  2. Cash flow forecasting process that “rolled-up” all the individual project forecasts into a company wide forecast.

  3. Decreased the time to get invoices out to the customers from two weeks to three days.

  4. Increased accounts payable days from 20 to 45

These actions and some management training moved this company to a break even position within six months and small profits in one year’s time.

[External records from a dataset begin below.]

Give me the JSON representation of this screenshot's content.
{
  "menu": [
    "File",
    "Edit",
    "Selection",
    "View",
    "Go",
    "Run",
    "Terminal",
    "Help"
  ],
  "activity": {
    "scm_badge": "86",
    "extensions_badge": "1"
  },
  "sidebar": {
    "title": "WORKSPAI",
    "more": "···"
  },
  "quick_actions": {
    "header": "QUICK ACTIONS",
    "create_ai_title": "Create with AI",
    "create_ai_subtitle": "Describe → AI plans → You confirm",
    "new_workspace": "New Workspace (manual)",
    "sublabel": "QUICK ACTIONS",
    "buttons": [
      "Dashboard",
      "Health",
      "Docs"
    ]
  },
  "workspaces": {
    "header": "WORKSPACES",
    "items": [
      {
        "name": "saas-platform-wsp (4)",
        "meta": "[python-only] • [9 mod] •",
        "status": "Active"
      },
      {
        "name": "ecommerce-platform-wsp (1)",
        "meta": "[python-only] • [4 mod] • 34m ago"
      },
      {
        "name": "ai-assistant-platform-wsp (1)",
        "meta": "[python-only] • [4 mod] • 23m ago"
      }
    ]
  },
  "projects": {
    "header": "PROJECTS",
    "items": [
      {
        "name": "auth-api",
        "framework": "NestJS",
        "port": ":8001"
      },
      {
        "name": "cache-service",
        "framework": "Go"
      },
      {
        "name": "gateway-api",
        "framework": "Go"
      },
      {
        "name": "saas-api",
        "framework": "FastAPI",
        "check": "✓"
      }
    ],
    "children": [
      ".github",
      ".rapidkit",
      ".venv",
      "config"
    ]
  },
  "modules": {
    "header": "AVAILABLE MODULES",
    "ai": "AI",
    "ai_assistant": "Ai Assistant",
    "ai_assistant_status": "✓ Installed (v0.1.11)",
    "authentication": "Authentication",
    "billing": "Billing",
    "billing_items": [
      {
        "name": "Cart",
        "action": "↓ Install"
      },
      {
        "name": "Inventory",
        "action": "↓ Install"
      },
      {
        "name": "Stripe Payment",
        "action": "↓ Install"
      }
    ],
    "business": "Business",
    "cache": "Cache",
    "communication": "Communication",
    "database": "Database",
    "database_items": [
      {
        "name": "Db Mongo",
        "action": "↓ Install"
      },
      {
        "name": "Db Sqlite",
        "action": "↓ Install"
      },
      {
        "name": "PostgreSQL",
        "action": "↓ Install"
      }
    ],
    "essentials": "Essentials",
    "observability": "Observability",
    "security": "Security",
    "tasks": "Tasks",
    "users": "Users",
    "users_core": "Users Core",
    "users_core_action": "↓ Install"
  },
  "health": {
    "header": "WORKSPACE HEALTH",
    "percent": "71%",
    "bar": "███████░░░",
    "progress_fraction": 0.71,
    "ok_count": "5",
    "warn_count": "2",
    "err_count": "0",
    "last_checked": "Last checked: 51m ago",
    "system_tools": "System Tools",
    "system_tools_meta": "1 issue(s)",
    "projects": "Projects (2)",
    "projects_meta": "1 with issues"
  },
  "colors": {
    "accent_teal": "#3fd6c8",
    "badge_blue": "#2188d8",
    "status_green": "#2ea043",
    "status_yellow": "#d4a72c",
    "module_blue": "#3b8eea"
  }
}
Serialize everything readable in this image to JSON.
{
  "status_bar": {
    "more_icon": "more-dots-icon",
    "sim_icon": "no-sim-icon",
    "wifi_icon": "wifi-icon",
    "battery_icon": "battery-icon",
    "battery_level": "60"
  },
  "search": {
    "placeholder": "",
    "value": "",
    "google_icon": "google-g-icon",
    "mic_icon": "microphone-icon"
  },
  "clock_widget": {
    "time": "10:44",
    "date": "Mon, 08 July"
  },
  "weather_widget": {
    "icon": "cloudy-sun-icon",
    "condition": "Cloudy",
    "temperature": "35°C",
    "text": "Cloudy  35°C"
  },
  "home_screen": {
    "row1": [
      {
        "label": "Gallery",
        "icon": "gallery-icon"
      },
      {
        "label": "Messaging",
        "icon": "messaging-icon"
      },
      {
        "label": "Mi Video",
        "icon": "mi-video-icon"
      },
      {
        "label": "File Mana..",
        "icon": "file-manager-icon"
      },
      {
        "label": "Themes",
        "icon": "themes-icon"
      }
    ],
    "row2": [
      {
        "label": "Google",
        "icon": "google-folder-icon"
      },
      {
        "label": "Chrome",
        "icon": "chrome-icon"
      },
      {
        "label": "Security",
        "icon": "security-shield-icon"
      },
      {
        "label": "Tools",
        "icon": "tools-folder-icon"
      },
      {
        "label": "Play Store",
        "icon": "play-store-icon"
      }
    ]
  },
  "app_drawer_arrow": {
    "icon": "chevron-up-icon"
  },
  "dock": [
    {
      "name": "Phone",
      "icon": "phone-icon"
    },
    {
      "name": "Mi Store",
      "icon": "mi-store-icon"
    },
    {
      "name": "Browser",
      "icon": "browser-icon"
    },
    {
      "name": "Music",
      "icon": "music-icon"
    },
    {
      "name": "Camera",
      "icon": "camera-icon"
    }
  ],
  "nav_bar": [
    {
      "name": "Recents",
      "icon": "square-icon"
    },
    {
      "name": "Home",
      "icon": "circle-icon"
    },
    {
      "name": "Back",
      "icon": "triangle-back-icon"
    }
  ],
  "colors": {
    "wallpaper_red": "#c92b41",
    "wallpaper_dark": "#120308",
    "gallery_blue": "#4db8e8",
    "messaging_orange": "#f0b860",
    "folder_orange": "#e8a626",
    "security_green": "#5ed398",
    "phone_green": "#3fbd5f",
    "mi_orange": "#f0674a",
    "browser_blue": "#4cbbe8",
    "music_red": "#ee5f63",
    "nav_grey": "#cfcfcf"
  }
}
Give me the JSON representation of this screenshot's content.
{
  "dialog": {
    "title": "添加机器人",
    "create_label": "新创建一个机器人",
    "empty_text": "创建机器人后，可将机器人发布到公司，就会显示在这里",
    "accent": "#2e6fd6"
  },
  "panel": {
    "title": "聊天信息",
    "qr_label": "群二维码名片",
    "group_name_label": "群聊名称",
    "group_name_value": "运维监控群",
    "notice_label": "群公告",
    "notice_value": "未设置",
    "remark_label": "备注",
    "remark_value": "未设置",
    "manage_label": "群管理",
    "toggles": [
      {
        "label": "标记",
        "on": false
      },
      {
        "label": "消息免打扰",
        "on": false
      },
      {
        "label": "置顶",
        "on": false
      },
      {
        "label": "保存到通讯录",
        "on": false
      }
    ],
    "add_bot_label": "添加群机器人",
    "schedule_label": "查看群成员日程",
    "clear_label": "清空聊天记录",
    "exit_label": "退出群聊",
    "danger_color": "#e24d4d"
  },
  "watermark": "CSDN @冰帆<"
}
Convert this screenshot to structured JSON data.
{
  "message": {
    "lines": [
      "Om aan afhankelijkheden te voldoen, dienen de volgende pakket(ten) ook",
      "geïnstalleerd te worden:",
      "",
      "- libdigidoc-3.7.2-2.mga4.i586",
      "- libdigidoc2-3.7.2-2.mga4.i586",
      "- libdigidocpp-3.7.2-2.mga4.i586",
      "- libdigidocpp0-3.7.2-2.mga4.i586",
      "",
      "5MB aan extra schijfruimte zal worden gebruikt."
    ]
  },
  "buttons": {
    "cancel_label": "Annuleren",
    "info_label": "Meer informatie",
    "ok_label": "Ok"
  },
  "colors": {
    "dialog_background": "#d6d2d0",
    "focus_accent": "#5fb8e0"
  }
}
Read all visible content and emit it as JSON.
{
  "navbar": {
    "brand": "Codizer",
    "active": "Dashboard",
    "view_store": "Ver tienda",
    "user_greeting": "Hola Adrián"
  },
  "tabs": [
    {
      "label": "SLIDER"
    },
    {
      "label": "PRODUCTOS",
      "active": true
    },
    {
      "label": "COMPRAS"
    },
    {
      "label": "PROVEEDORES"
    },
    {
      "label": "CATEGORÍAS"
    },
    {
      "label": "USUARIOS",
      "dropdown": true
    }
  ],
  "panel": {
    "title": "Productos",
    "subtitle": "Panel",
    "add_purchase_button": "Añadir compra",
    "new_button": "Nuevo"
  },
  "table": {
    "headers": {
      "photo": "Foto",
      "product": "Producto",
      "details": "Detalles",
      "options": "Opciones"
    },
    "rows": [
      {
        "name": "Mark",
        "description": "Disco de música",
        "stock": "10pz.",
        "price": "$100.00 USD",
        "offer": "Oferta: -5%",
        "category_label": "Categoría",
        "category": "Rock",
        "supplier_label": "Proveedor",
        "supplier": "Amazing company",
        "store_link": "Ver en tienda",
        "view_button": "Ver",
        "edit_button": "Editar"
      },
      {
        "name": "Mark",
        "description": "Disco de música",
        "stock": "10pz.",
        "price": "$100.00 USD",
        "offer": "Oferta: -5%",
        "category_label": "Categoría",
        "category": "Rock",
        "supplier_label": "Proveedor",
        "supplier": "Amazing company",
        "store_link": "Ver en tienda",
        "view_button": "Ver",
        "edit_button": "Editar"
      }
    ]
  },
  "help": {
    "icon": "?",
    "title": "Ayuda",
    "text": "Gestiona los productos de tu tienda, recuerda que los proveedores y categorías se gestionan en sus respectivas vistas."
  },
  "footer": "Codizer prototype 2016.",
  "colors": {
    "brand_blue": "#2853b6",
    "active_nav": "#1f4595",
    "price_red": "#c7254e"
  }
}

The company did not loose any customers and was even able to add customers with the new (higher) pricing.  This is a real story and we hope that it illustrates that it’s difficult for CEOs to know what they don’t know.   

* * * 

Some times your company’s cash flow is impacted by the unknown.  And, then sometimes the “unknown” is something you could have or even should have known.  In this talk with Paladin the company is in the business of refilling and reselling laser printer and ink jet cartridges. 

 This toner cartridge refurbishing business has traditionally been a very lucrative business of picking up free expended cartridges, buying some toner, cleaning and refilling the cartridges and then selling them for half the price of the new cartridge.  But, after a time the original equipment manufacturers (OEM) started putting electronic chips in the cartridges that burned out when the toner ran out.  This meant that the refilling companies now had to buy new chips and install them on the reconditioned cartridges.  Of course the OEMs charged a premium on these chips.  On top of this the OEMs started printing statements on the cartridges that said that the printer warrantee was violated if a non-OEM cartridge was used in the printer.  So, now the cartridge refilling company had new cash flow requirements to purchase the chips – eating into cash flow.  And, they had to also spend additional money on marketing activities to overcome the OEM statements that using the refilled cartridge would invalidate the printer warrantee – more negative cash flow. 

 The long term impact of this situation was reduced cash flow, reduced margin and reduced profits.  This situation was then exacerbated by the introduction of low cost, high quality ink jet printers.  For two years, it was not economically feasible to commercially refill the ink cartridges for resale.   Then about a year ago a company introduced commercial, high capacity ink cartridge refilling machines.  Our cartridge refilling company had to make major capital investments to purchase this new equipment.  But, on top of that there were training costs, new marketing programs, new inventory costs, and more – which all negatively impacted cash flow. 

 The company could have seen these industry changes coming and planned for them, but they did not.  It took a couple of years for them to dig out of the technology introduction hole they fell into. 

 We use this talk to make the point that cash flow planning needs to include considerations beyond the typical things discussed in the other talk with Paladin discussed above and the issues discussed in the other article in this news letter.  Cash management also includes researching, planning and forecasting technology changes that may impact your products.  Then, you also need to update your sales, marketing and financial plans to ensure you will not run into cash flow problems.


Brought to you by:                                                         [BACK]

            Bob De Contreras                                                  
            Rich Kramarik                                                     


RTBA | Cary | Greensboro | Raleigh | Research Triangle Park | North Caroliina
Contents © Copyright Research Triangle Business Advisors 2008, All rights reserved.